All that is needed is every line of the listing below that has "JSON".

INFORMATION PROVIDED:
--- START ---
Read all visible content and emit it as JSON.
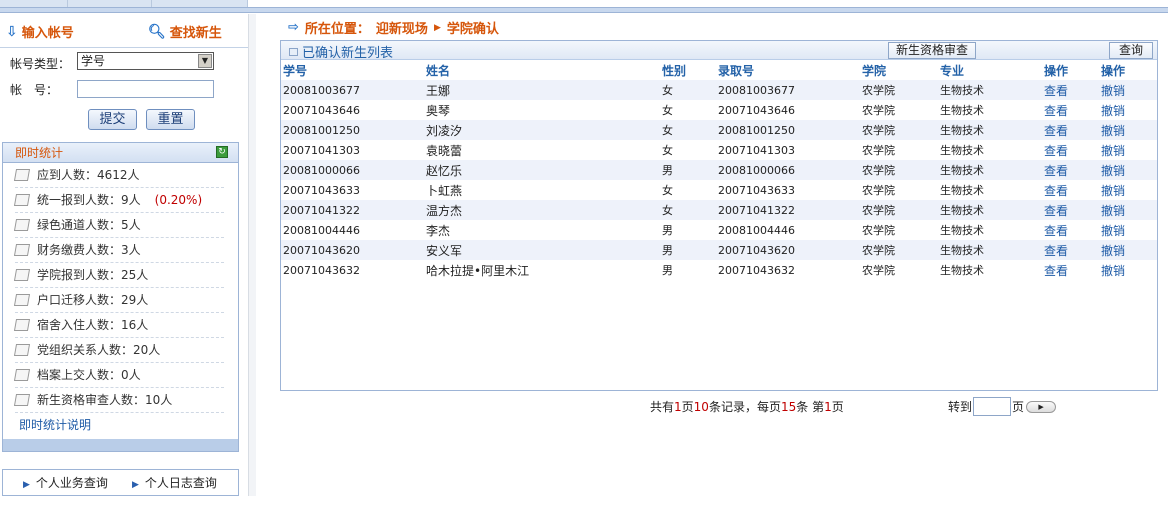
{
  "left": {
    "tabs": [
      {
        "icon": "down-arrow-icon",
        "label": "输入帐号"
      },
      {
        "icon": "search-icon",
        "label": "查找新生"
      }
    ],
    "account_type_label": "帐号类型：",
    "account_type_value": "学号",
    "account_label": "帐　号：",
    "account_value": "",
    "submit_label": "提交",
    "reset_label": "重置",
    "stats_title": "即时统计",
    "stats": [
      {
        "text": "应到人数：4612人",
        "pct": ""
      },
      {
        "text": "统一报到人数：9人",
        "pct": "(0.20%)"
      },
      {
        "text": "绿色通道人数：5人",
        "pct": ""
      },
      {
        "text": "财务缴费人数：3人",
        "pct": ""
      },
      {
        "text": "学院报到人数：25人",
        "pct": ""
      },
      {
        "text": "户口迁移人数：29人",
        "pct": ""
      },
      {
        "text": "宿舍入住人数：16人",
        "pct": ""
      },
      {
        "text": "党组织关系人数：20人",
        "pct": ""
      },
      {
        "text": "档案上交人数：0人",
        "pct": ""
      },
      {
        "text": "新生资格审查人数：10人",
        "pct": ""
      }
    ],
    "stats_link": "即时统计说明",
    "bottom_links": [
      "个人业务查询",
      "个人日志查询"
    ]
  },
  "breadcrumb": {
    "prefix": "所在位置：",
    "items": [
      "迎新现场",
      "学院确认"
    ]
  },
  "panel": {
    "title": "已确认新生列表",
    "review_button": "新生资格审查",
    "query_button": "查询",
    "columns": [
      "学号",
      "姓名",
      "性别",
      "录取号",
      "学院",
      "专业",
      "操作",
      "操作"
    ],
    "rows": [
      [
        "20081003677",
        "王娜",
        "女",
        "20081003677",
        "农学院",
        "生物技术",
        "查看",
        "撤销"
      ],
      [
        "20071043646",
        "奥琴",
        "女",
        "20071043646",
        "农学院",
        "生物技术",
        "查看",
        "撤销"
      ],
      [
        "20081001250",
        "刘凌汐",
        "女",
        "20081001250",
        "农学院",
        "生物技术",
        "查看",
        "撤销"
      ],
      [
        "20071041303",
        "袁晓蕾",
        "女",
        "20071041303",
        "农学院",
        "生物技术",
        "查看",
        "撤销"
      ],
      [
        "20081000066",
        "赵忆乐",
        "男",
        "20081000066",
        "农学院",
        "生物技术",
        "查看",
        "撤销"
      ],
      [
        "20071043633",
        "卜虹燕",
        "女",
        "20071043633",
        "农学院",
        "生物技术",
        "查看",
        "撤销"
      ],
      [
        "20071041322",
        "温方杰",
        "女",
        "20071041322",
        "农学院",
        "生物技术",
        "查看",
        "撤销"
      ],
      [
        "20081004446",
        "李杰",
        "男",
        "20081004446",
        "农学院",
        "生物技术",
        "查看",
        "撤销"
      ],
      [
        "20071043620",
        "安义军",
        "男",
        "20071043620",
        "农学院",
        "生物技术",
        "查看",
        "撤销"
      ],
      [
        "20071043632",
        "哈木拉提•阿里木江",
        "男",
        "20071043632",
        "农学院",
        "生物技术",
        "查看",
        "撤销"
      ]
    ]
  },
  "pager": {
    "t1": "共有",
    "pages": "1",
    "t2": "页",
    "records": "10",
    "t3": "条记录，每页",
    "per_page": "15",
    "t4": "条 第",
    "current": "1",
    "t5": "页",
    "goto_label": "转到",
    "goto_value": "",
    "page_unit": "页"
  },
  "colors": {
    "accent": "#d6560b",
    "link": "#1d5aa6",
    "header_blue": "#2462a8",
    "highlight_red": "#c00000"
  }
}
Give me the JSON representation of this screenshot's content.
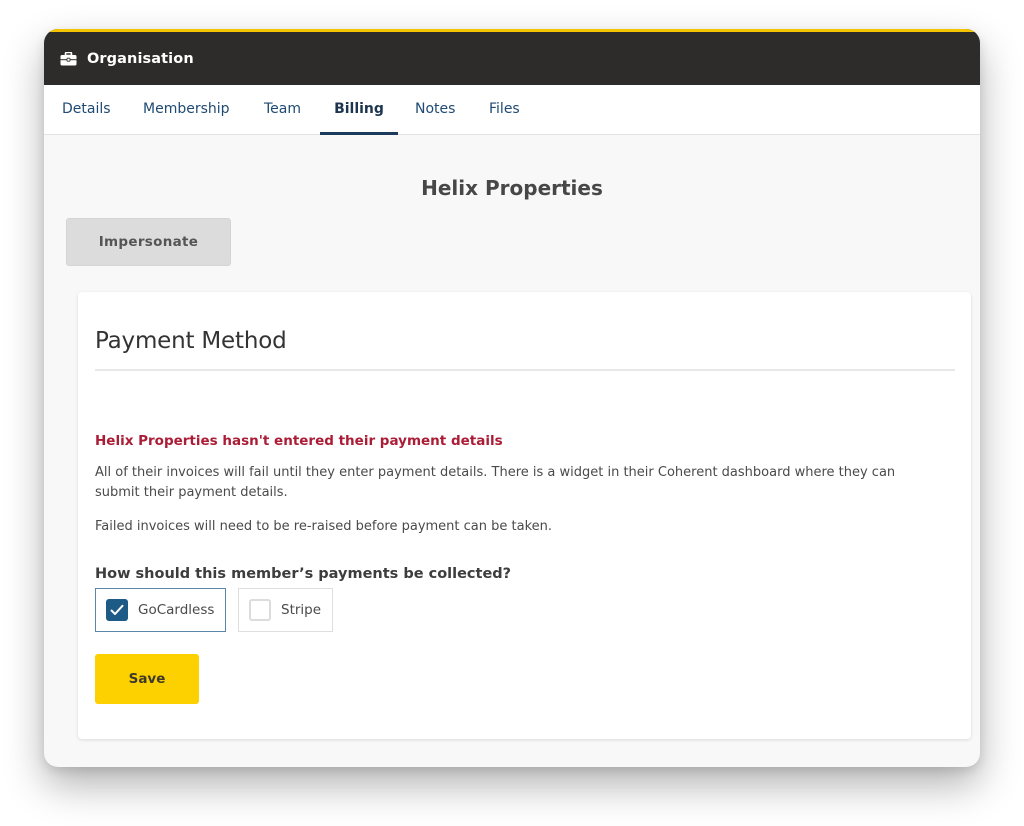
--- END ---
ANSWER TO THE EXERCISE:
Read all visible content and emit it as JSON.
Give me the JSON representation of this screenshot's content.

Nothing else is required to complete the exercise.